Springtime Update

Spring is most definitely in season. Temperatures are rising, and waking up in the morning to bright blue skies and chirping birds instead of cold winter darkness always gets me excited for the coming summer weather.

Last spring, I got creative and decided to grow herbs on my balcony so that I could have a fresh supply on hand for cooking at all times. They grew beautifully, tasted great, and were incredibly easy to maintain. This year, I endeavoured to expand my little at-home garden to encompass vegetables as well. I decided, however, that if I was going to grow vegetables and actually use them to eat and cook with, it would be wise for me to grow them organically. Thus, I set off doing a bit of research into organic gardening in an urban setting; I live in an apartment and don’t have access to land, but it turns out that doesn’t really pose too much of an issue.

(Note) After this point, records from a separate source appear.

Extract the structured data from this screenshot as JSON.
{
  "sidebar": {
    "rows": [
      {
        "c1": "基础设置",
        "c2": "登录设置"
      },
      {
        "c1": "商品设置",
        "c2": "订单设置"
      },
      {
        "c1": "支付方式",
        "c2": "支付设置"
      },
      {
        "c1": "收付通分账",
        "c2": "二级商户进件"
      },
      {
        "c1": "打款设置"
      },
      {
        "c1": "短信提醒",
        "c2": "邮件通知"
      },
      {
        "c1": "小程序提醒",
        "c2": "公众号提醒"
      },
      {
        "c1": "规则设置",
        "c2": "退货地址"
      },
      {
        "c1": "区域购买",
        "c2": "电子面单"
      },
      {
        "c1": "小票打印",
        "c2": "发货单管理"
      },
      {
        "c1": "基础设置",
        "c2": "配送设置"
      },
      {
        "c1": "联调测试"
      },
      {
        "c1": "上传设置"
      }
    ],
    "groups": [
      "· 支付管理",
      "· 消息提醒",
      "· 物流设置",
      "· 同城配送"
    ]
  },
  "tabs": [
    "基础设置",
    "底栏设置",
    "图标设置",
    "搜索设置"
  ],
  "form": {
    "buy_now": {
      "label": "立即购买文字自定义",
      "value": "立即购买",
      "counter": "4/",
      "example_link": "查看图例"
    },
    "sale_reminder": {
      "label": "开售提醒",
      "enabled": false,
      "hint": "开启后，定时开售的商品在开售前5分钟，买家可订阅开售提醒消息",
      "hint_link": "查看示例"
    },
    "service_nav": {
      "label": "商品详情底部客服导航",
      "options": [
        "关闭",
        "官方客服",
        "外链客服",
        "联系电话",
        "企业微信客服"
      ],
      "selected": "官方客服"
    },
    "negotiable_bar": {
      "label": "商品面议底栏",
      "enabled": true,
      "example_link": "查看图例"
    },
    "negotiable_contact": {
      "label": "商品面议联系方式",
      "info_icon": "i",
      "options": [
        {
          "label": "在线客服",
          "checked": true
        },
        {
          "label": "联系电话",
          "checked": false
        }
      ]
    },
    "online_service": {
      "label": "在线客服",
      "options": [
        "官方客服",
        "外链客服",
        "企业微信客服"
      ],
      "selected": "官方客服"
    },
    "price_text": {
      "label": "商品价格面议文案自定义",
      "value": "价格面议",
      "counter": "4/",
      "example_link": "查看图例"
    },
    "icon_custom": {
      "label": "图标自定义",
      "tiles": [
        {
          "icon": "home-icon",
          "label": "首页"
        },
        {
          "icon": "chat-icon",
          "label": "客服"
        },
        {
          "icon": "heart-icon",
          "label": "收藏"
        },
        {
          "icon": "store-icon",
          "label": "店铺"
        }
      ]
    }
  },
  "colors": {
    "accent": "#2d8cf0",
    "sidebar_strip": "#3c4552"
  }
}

I was able to find a farm right here in Ontario that offered a wonderful selection of heirloom organic and GMO-free seeds for growing vegetables and herbs. I’ll be growing all my plants from seeds this year to ensure a completely organic growing process, and hopefully be able to use all of my produce in recipes to come later on this year.

I look forward to including my experiences with growing food at home on the Canadian Macrobiotics blog, because what better way to connect with your food than to grow it at home yourself. Not only does this provide me with a way to control what kinds of fertilizers or chemicals are used on the plants, if at all, but it also provides me with a delightfully refreshing sense of self-sufficiency.

At the moment, I only have a few little parsley and basil seedlings growing. The rest of the vegetable seeds will be planted straight outdoors in late April and early May.

8 thoughts on “Springtime Update

  1. How cool! We are also growing parsley and basil now, and also chives! We planted the seeds a few weeks ago and now are waiting for the seedlings to get bigger, but we´re keeping them indoors (or take them in for the night at least) because I´m afraid it´s still too cold…do you keep yours outdoors all the time, even the baby plants? We also have some issues with mold growing on top of the soil, I guess I have trouble estimating how much water they need 😦 But it´s so awesome to watch, isn´t it!


    • It is great to see these little seedlings grow! We are also keeping our seedlings indoors for now – we’ll be planting most of the vegetable seeds right outdoors in late April or early May, and that’s when I’ll bring the seedlings outdoors, too. Even sitting on my windowsill it gets too cold for them sometimes and I notice a slight stunt in their growth. The stems of our parsley seedlings aren’t very strong just yet – I can’t wait to have them outside and exposed to some wind to help strengthen them up. I used to have a lot of difficulty with over-watering my plants, too, so with these seedlings, I give them all a small drink every afternoon; enough to soak the soil right through but only to the point that, by the next day, the soil is still moist inside but dry on the surface. They seem to be doing very well this way!


      • Funny, from another person I got the opposite advice – that indoors they become weak and don´t grow well 😀 For now we take them out during the day and home for the night…hope that´s ok…We only give them water every three days or so because otherwise the mold completely takes over 😦 But it might be that your soil is much less moist than ours – the soil,we bought is most likely not appropriate for herbs at all…too late now though…We also only give them water on a plate under the pot, not straight on the soil.


        • I fully agree, plants are best grown outdoors, which is exactly why our parsley stems aren’t as strong as they should be yet 😦 It’s far too cold here to have them out, though, so I tried to do a lot of research on how organic gardeners typically seed their plants in this area and the general consensus was keeping them indoors until the temperatures are appropriate. Is it possible maybe that they aren’t getting enough direct sunlight for the soil to dry out a bit?


    • Hmm… If you like, a vinegar-water solution can be sprayed onto the moldy soil to kill the mold, maybe about a tablespoon of vinegar to one cup water for this solution. Or, you might want to scrape off the moldy soil and top it with fresh soil, and try to under-water it a bit until you find the right watering amount and how often you should water for the amount of light available. I had the same thing happen to an aloe plant of mine last year, and ended up replanting the whole thing!


      • Thanks for the idea, we might try the vinegar! We found out that scraping off the mold is not really such a great option for us because we have very many of these tiny baby plants in the pot (perhaps too many…) and they get very disrupted if we try scraping off the mold 😦 I had to even throw out my chives and plant new seeds :-p


Leave a Reply

Fill in your details below or click an icon to log in:

WordPress.com Logo

You are commenting using your WordPress.com account. Log Out /  Change )

Google photo

You are commenting using your Google account. Log Out /  Change )

Twitter picture

You are commenting using your Twitter account. Log Out /  Change )

Facebook photo

You are commenting using your Facebook account. Log Out /  Change )

Connecting to %s